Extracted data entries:
* * * *

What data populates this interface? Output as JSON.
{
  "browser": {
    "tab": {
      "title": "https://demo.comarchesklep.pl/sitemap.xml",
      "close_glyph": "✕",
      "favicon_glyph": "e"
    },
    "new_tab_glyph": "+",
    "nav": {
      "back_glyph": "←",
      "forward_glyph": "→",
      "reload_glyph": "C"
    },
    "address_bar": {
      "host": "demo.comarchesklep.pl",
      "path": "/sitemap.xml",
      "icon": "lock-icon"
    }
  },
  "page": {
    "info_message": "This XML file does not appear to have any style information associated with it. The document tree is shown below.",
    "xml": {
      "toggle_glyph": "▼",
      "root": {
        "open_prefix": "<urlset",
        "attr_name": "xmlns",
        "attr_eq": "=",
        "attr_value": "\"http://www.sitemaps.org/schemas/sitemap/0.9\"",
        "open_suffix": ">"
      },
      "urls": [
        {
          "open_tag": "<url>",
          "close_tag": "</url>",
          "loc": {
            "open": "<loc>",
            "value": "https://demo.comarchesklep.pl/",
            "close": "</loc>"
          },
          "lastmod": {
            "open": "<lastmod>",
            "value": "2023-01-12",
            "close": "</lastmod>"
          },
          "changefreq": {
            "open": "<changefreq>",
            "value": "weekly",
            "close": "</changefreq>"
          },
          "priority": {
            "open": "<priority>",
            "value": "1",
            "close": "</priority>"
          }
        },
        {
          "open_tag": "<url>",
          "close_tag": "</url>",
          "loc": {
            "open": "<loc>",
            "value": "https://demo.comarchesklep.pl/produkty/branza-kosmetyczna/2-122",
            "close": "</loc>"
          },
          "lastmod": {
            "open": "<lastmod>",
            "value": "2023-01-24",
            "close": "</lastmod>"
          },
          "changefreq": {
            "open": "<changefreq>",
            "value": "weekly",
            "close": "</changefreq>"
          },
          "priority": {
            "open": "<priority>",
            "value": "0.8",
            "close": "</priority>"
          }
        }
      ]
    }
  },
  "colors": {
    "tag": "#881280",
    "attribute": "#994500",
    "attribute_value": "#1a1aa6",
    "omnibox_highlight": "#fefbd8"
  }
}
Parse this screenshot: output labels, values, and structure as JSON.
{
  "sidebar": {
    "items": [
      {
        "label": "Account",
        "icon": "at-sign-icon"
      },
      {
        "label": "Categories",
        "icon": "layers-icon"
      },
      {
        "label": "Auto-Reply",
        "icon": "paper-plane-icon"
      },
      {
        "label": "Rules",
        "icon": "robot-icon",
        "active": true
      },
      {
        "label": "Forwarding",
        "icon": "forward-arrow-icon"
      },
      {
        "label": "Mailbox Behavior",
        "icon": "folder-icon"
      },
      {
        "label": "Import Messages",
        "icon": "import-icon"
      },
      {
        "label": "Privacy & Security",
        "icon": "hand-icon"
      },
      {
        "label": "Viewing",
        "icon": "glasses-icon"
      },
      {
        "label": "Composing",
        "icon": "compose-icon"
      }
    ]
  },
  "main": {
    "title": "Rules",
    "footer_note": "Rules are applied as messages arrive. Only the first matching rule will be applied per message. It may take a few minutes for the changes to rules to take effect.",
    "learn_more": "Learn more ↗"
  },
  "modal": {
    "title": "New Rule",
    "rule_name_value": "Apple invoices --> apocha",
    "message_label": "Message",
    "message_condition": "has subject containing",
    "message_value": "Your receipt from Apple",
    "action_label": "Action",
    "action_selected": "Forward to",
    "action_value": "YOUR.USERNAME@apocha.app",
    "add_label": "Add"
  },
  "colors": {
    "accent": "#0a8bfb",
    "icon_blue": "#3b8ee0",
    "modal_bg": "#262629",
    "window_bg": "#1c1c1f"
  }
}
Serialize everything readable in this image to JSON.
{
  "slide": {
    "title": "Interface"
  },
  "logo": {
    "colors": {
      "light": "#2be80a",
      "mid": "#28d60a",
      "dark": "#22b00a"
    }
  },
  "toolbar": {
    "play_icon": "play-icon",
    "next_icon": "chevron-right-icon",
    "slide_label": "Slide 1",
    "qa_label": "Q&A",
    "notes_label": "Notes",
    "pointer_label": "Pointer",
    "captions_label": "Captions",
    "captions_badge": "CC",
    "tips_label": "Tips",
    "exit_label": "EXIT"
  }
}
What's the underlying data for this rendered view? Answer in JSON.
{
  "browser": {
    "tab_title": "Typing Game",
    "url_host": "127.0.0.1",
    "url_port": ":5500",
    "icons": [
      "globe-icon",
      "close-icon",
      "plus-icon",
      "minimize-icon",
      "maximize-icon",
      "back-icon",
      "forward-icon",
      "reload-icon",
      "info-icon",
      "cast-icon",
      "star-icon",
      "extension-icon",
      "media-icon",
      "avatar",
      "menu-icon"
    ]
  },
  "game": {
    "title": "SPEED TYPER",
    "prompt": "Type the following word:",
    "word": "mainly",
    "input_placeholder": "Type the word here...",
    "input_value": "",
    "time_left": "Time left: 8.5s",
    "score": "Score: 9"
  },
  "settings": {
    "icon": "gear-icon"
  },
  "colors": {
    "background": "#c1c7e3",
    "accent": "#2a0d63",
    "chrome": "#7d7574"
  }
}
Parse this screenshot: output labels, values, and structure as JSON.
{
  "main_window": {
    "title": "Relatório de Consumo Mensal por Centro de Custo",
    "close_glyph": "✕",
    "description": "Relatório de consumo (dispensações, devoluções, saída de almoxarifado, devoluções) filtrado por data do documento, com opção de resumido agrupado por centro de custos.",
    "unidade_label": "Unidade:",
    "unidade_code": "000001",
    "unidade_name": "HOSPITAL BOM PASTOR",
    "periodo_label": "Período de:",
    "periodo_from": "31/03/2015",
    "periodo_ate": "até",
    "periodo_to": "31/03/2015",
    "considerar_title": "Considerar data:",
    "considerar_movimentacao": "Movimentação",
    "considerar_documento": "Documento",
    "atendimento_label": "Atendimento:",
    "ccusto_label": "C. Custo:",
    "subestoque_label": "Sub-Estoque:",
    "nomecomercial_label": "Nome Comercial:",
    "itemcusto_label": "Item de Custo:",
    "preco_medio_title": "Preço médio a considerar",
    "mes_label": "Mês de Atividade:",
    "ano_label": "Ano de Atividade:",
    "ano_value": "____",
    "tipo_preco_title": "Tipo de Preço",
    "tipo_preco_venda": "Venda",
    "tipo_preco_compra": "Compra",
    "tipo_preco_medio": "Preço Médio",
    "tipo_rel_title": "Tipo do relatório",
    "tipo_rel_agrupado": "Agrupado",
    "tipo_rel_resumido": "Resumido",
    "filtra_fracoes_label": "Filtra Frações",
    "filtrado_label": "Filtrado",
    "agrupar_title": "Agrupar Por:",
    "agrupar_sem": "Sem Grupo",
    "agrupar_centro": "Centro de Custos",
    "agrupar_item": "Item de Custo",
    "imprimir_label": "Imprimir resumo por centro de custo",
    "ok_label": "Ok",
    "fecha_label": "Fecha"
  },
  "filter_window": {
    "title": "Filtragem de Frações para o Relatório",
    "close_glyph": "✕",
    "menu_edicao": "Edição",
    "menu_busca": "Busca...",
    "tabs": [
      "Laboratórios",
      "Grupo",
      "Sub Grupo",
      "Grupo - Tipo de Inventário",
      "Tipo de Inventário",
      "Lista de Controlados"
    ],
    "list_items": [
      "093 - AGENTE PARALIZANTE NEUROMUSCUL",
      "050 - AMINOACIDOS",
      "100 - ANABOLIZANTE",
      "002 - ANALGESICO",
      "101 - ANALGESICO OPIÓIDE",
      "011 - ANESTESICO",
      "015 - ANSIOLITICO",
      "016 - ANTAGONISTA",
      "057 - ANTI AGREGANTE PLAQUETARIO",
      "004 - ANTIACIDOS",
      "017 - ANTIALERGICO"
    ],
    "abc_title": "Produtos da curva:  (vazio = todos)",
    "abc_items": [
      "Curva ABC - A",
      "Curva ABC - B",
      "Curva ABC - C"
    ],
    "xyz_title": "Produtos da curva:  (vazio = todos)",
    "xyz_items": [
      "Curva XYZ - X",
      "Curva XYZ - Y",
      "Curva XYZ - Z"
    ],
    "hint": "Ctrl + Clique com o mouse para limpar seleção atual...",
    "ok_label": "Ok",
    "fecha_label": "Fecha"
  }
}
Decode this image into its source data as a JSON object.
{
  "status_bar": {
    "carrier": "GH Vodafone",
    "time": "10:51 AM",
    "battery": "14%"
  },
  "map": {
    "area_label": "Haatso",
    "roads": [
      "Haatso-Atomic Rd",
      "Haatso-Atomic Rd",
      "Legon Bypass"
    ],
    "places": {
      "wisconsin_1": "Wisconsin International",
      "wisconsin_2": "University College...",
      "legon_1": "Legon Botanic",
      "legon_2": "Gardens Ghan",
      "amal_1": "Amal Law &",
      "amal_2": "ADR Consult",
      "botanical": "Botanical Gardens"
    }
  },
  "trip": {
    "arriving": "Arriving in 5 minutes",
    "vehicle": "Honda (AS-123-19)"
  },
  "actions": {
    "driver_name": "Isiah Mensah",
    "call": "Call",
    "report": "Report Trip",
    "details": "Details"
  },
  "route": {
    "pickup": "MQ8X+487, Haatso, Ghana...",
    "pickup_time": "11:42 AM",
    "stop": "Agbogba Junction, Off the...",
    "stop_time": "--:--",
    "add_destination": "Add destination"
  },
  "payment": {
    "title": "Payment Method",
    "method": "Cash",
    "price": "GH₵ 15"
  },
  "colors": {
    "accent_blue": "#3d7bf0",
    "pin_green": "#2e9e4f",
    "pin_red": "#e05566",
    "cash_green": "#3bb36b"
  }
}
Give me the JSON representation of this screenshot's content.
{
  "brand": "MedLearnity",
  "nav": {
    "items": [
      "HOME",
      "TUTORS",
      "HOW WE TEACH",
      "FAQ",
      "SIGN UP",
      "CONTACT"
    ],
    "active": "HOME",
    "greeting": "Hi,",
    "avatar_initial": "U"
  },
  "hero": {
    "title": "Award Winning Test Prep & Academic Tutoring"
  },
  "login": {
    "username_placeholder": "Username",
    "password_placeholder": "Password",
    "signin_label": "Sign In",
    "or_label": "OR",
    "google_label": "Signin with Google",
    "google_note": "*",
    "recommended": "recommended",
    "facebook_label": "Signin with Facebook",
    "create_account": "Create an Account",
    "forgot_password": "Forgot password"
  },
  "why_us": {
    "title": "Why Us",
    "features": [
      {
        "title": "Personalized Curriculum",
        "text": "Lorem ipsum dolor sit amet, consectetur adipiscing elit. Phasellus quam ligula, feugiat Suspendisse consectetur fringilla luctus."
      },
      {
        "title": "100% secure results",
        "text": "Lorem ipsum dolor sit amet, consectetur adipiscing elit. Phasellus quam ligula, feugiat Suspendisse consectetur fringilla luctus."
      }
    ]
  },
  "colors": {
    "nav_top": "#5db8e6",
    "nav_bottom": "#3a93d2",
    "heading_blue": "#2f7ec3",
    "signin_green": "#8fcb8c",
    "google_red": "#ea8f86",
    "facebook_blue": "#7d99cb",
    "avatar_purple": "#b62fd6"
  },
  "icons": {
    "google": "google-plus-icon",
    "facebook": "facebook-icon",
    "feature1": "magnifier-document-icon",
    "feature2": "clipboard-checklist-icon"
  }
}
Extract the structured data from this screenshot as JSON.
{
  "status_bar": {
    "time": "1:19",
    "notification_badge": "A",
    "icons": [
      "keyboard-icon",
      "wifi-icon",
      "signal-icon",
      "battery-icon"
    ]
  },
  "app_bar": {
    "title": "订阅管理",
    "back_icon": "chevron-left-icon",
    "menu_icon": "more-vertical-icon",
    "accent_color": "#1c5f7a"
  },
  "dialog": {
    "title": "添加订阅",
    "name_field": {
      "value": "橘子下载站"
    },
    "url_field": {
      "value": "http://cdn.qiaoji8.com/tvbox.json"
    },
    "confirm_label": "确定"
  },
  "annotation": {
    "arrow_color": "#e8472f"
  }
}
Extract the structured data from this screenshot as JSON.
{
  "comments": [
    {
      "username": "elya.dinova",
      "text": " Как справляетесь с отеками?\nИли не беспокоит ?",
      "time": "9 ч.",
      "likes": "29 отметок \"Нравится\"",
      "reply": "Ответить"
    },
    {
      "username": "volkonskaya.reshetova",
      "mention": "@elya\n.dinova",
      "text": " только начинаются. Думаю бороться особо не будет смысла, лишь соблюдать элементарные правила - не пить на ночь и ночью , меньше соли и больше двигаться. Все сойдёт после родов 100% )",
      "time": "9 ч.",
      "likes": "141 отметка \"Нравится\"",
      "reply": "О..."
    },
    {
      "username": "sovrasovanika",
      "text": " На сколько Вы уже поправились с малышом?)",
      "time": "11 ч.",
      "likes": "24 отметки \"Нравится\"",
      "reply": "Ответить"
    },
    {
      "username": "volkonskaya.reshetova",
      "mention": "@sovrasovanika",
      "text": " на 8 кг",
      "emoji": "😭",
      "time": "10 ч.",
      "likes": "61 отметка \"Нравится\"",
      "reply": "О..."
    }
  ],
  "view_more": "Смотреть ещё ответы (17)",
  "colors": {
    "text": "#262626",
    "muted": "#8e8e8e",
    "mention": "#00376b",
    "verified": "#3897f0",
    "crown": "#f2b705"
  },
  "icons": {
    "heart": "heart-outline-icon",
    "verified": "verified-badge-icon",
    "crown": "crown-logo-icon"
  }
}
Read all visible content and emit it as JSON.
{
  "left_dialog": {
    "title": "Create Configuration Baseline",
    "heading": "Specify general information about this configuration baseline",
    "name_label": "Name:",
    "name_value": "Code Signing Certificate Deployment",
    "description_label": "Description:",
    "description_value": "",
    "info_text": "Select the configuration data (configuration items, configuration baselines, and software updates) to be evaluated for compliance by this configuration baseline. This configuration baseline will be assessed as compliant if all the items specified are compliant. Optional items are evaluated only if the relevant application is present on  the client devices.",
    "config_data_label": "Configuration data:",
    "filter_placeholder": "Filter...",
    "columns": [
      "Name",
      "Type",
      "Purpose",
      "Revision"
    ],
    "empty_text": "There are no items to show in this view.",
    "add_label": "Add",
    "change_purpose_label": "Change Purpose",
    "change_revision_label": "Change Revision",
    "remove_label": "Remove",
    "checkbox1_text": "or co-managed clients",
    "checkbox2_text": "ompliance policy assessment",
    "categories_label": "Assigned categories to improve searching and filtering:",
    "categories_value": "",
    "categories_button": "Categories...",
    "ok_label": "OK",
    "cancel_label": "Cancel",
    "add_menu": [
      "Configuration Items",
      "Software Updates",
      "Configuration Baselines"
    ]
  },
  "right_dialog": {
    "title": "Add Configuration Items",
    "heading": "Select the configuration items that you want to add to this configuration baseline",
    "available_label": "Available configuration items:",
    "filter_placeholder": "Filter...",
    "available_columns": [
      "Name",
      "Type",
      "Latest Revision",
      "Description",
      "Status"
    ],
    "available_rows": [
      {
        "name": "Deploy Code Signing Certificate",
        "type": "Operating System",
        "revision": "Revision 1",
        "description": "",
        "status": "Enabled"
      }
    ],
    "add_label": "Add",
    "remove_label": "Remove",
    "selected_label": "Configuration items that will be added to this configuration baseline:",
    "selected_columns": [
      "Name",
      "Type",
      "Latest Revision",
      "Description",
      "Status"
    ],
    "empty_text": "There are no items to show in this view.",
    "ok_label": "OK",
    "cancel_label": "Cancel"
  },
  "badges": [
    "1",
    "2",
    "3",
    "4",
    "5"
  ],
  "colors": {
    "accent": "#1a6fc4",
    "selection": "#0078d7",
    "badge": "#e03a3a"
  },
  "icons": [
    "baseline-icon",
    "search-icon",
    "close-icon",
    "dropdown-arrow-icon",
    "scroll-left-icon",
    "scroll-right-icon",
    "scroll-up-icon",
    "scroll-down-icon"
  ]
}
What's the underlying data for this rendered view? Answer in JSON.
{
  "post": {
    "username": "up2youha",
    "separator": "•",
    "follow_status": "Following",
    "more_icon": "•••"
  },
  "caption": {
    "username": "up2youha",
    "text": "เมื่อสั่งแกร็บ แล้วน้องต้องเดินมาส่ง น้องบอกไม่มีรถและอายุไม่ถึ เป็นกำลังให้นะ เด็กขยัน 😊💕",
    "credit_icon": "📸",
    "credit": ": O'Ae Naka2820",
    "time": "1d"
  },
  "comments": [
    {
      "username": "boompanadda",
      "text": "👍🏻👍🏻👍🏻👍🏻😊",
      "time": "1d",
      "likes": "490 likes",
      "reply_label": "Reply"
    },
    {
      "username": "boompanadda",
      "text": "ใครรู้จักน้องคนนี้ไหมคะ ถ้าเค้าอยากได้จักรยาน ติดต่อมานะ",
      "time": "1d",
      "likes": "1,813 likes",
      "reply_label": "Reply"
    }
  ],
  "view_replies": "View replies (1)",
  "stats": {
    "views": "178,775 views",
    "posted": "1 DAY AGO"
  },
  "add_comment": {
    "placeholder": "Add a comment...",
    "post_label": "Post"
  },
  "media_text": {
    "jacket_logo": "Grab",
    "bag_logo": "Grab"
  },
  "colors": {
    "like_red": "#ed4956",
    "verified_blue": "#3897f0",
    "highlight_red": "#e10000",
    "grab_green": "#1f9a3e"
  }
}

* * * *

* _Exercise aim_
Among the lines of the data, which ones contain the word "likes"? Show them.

* _Solution to the problem_
      "likes": "29 отметок \"Нравится\"",
      "likes": "141 отметка \"Нравится\"",
      "likes": "24 отметки \"Нравится\"",
      "likes": "61 отметка \"Нравится\"",
      "likes": "490 likes",
      "likes": "1,813 likes",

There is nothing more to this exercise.